Turkish stocks plummeted on Wednesday as the country’s struggles to defend its currency ahead of a key election on Sunday sent a key interest rate to an all-time high.
Turkey’s benchmark stock index, the ISE National 100 index, dropped 5.2 percent and was on track for its worst day since July 18, when it fell 7.1 percent. The iShares MSCI Turkey ETF (TUR), which tracks Turkish equities in the U.S., fell 7.7 percent.
The slide in Turkey’s equity market came as the government directed the country’s banks to withhold lira liquidity from the offshore swap market in an attempt to keep the lira from falling sharply. This sent the overnight Turkish swap rate to 1,200 percent, by far the highest ever, according to Reuters.
Turkey’s move effectively kept foreign investors from betting against Turkish assets ahead of local elections that are largely seen as a referendum on President Recep Tayyip Erdogan. As of 12:19 p.m. in New York, the lira traded 1.8 percent lower against the dollar at 5.42.

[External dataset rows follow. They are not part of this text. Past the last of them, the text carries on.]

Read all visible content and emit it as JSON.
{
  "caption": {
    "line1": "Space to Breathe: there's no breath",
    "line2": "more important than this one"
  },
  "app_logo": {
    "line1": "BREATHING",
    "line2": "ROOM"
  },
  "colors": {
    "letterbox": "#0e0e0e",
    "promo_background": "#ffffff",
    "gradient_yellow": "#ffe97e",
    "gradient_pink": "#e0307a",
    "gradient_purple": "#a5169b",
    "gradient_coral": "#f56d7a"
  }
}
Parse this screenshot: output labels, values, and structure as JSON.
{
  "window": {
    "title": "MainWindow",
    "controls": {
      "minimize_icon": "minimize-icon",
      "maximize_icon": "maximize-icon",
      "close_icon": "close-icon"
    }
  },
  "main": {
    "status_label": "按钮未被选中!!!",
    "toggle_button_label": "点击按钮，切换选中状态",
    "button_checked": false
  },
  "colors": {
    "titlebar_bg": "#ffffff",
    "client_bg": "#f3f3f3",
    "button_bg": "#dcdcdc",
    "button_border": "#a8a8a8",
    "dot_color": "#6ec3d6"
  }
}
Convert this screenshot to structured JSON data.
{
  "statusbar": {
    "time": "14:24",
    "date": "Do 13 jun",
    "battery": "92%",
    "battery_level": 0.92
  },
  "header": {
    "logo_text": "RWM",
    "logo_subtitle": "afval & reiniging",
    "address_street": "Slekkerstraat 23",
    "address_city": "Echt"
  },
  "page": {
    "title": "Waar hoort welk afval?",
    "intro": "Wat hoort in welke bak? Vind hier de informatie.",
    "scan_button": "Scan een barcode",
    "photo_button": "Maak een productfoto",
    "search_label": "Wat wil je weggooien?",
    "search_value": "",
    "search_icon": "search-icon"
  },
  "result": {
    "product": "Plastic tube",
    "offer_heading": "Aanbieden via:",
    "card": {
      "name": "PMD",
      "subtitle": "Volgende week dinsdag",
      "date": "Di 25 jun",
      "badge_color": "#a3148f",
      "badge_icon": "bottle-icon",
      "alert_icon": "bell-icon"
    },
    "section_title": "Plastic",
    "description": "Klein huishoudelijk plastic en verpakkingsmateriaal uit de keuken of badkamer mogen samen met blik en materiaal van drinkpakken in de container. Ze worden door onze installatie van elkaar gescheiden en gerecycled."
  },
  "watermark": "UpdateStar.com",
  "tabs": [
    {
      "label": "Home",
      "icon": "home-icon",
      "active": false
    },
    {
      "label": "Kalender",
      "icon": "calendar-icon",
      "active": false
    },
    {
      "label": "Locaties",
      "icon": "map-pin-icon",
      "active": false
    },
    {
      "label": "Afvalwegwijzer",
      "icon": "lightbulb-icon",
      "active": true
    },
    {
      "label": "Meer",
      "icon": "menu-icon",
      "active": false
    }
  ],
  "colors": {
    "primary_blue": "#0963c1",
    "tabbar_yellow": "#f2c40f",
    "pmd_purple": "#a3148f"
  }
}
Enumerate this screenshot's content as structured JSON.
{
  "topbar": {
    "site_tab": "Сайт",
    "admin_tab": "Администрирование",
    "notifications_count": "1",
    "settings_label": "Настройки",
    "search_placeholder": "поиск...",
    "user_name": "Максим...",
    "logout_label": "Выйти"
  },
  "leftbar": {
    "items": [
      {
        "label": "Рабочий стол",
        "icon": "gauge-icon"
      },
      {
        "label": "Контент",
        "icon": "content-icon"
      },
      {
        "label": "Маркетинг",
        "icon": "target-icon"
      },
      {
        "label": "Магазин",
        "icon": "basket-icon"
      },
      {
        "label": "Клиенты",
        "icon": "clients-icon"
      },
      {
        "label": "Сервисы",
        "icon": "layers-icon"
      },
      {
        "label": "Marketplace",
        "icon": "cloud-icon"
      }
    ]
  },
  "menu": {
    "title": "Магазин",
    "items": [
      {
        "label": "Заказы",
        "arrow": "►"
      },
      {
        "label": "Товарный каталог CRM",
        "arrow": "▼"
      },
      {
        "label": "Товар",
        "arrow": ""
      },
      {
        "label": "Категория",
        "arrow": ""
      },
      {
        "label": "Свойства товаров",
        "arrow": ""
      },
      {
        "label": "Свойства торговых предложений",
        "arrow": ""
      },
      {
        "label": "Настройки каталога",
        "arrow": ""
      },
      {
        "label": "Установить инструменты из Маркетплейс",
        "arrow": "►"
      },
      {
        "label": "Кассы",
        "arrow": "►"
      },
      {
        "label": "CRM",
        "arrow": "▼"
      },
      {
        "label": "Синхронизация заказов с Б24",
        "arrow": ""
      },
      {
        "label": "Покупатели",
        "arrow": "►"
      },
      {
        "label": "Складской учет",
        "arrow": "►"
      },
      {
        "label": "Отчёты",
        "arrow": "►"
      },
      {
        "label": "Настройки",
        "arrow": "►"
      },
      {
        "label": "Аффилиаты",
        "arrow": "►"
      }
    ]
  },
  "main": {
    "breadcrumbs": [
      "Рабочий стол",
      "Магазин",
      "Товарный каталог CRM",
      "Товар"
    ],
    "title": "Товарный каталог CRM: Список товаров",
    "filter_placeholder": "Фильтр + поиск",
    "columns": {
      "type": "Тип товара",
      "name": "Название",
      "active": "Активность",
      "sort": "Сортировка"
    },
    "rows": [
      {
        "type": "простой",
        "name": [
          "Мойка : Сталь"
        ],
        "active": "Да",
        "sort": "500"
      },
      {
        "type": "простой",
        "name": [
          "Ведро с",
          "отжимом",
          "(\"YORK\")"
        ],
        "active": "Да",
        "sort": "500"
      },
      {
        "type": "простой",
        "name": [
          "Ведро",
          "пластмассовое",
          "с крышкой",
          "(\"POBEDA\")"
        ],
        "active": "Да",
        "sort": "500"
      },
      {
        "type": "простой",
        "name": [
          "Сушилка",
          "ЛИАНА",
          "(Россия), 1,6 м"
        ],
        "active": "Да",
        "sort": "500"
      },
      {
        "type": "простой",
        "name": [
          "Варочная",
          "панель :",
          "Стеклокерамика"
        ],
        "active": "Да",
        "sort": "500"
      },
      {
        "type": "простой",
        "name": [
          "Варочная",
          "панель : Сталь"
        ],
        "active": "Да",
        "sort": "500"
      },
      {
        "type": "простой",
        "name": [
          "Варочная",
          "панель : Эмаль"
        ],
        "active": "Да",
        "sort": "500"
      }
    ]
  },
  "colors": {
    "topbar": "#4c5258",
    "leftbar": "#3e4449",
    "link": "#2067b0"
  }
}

Support for Erdogan’s party, the AK Party, has deteriorated this year as Turkey struggles curb its economic downfall. Turkey’s economy contracted by 3 percent in the fourth quarter of last year after three straight quarters of declining growth. The unemployment rate in Turkey also skyrocketed to 13.5 percent in December from 9.7 percent in April.
This has all contributed to the lira plummeting more than 36 percent against the dollar in the past year. Turkey tried to defend its currency through rate hikes, bringing its overnight lending rate to 24 percent from 8 percent in 2018.
“We do think the economy will begin to recover over the coming months. Inflation is falling, which should ease the squeeze on consumers,” William Jackson, chief emerging markets economist at Capital Economics, wrote in a note. However, “local assets remain particularly vulnerable to bouts of risk aversion. There are two main reasons for this. One is concerns about the direction of policymaking. The other is that Turkey still has a large external financing requirement – it requires large capital inflows to roll over maturing external debts.”
“We expect risk aversion to rise over this year as a result of weak global growth,” Jackson said.